Annie: I can still remember when Suzanne and I sat in this room for the entire day and asked ourselves “What do we value in students’ problem-solving work?” We decided that both problem solving and communication should be valued and, in the end, we had three sections for each for a total of six, including interpretation, strategy, accuracy, completeness, clarity, and reflection.

Suzanne: And I remember when we first started writing the problem-specific rubrics, we talked a lot about “double dipping.” A problem solver might be scored as a “practitioner” in Completeness or Clarity even if the problem had been scored as a “novice” in Interpretation or Strategy.

Both Annie and Suzanne have given workshops on using rubrics, including:

Assessing Problem Solving and Writing With Constructed Response Problems
Constructed response problems give unique insight into students’ mathematical understanding. A rubric that addresses problem solving and communication also provides structure for assessing student work and driving instruction.

Moving Beyond the Right Answer: Developing Students’ Math Communication Skills
The Math Forum’s rubric emphasizes a combination of problem solving and strong mathematical communication. We’ll share stories from online and classroom exchanges illustrating how we help students develop these skills.

During another Friday meeting someone noticed that we refer to our rubric as a  “scoring” rubric and not a “grading” rubric. Suzanne explained that when a Math Forum staff member views (or listens) to student thinking, our focus is on what to value. We’re not looking for ideas to mark wrong, but instead, for ideas that are good starting points of mathematical thinking. We score students’ problem solving and communication efforts to give an indication of where they are in the process but our ultimate goal is to provide just the right amount of feedback to encourage the student to reflect, revise, and continue in their problem solving process.

After these and other conversations during our Friday meetings we have been shifting our focus from the more limited thought of producing rubrics to a more encompassing topic of formative assessment. What environments associated with the Problems of the Week might make it easier for teachers to provide feedback on specific problems? How might they share what they’re doing, and build up a stable of likely comments and feedback to students that everyone can use to encourage their students to persevere and improve their mathematical thinking?

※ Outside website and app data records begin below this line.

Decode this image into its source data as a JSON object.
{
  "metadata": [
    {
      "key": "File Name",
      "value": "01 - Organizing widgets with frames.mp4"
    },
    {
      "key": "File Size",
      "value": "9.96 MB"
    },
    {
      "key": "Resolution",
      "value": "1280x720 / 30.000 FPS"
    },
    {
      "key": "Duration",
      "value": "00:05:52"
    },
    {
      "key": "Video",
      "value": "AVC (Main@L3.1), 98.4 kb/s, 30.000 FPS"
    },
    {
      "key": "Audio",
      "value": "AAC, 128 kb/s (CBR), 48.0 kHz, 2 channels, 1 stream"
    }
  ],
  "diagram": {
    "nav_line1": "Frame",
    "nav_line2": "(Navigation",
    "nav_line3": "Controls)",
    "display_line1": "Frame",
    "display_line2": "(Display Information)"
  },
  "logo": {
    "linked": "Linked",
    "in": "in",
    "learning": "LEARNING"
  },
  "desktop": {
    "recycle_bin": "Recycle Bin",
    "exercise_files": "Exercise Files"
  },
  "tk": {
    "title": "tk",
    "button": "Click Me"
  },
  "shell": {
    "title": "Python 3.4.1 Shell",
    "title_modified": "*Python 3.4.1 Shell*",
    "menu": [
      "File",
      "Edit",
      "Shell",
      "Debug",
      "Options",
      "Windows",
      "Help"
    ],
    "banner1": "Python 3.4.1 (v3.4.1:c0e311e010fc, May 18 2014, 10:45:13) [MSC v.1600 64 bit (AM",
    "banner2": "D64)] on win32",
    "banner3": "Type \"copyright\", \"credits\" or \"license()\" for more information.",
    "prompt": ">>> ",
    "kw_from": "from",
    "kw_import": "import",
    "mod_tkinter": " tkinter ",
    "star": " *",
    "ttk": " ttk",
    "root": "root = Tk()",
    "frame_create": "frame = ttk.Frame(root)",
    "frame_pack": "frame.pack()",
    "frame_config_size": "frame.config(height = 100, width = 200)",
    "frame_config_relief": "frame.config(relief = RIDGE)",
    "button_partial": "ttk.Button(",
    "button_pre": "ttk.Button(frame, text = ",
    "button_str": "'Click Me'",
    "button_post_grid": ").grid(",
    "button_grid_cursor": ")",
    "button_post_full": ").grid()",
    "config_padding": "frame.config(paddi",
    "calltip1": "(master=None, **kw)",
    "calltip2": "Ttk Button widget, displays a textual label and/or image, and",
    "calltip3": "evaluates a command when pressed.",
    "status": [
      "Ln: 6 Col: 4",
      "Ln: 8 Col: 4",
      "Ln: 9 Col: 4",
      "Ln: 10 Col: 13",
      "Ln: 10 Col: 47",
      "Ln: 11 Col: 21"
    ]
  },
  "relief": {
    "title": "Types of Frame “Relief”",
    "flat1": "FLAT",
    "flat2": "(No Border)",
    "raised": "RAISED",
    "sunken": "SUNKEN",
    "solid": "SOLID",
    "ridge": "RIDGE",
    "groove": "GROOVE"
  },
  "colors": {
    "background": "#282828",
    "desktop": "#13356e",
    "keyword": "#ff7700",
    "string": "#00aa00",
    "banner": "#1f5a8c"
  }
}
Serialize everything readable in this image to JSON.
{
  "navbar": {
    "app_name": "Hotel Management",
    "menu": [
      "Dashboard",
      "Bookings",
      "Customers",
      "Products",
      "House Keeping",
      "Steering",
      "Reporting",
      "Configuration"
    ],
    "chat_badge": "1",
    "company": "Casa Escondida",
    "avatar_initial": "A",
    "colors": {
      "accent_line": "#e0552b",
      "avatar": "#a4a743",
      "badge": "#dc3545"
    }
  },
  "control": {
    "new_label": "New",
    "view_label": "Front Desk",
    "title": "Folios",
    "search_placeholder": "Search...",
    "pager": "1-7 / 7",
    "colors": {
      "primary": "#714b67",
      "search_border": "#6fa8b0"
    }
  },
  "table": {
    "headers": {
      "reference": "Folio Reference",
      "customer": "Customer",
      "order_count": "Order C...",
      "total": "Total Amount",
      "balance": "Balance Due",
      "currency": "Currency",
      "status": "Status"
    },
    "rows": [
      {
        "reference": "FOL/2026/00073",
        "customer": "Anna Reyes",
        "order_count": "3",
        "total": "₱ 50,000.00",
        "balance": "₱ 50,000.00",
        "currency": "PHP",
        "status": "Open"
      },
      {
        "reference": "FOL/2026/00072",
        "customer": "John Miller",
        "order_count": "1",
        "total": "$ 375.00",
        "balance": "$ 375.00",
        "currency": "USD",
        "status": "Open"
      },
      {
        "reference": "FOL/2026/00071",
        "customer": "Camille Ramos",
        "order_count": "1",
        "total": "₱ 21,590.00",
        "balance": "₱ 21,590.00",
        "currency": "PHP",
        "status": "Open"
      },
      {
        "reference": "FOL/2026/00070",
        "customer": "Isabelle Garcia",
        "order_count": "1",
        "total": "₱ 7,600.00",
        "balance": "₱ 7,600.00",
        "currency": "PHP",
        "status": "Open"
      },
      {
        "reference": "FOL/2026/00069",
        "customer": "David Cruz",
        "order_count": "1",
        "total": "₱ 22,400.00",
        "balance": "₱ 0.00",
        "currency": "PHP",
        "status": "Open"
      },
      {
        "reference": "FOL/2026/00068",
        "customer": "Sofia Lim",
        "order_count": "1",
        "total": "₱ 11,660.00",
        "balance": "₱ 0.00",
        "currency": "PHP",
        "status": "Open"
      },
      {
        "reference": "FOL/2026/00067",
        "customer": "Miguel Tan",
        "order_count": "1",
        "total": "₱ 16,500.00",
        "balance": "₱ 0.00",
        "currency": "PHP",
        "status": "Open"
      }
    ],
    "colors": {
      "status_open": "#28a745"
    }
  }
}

Scoring rubrics and the role they play in formative assessment, problem solving, and communication are becoming increasingly important to the development and strengthening of our students’ mathematical practices as the Common Core State Standards are implemented. And so we are also interested in how an online process of creating, sharing, discussing, and using formative assessments might help all of us have a professional community through which we feel supported and that supports our professional development.

As members of the PoW Community, you may have been using both the general rubrics that we provide and also the problem-specific rubrics linked from many of our problems. You may have stories to share about how you and your students use the Math Forum’s PoW rubrics or other rubrics that are part of your curriculum.

Some of the questions we have been asking ourselves include:

  • Are our PoW rubrics used by teachers? How?
  • Do teachers prefer to create their own rubrics to assess their students’ work? Are our rubrics helpful starting points?
  • If teachers are assessing student work using their own rubrics, what is their process and how are they using them?
  • Are teachers more focused on “scoring” or “grading” their students?
  • Are teachers involving students in the process? How?
  • What formative assessment activities are offered at schools and/or districts?
  • Are rubrics helping teachers to differentiate instruction? What successes have they experienced? What challenges have they encountered?

We are planning two initial grant-funded activities that will involve teacher participation. As we add more details, the information on this page will be updated:

If you would like to be notified of the updates, please provide us with your contact information by filling in the fields on that webpage.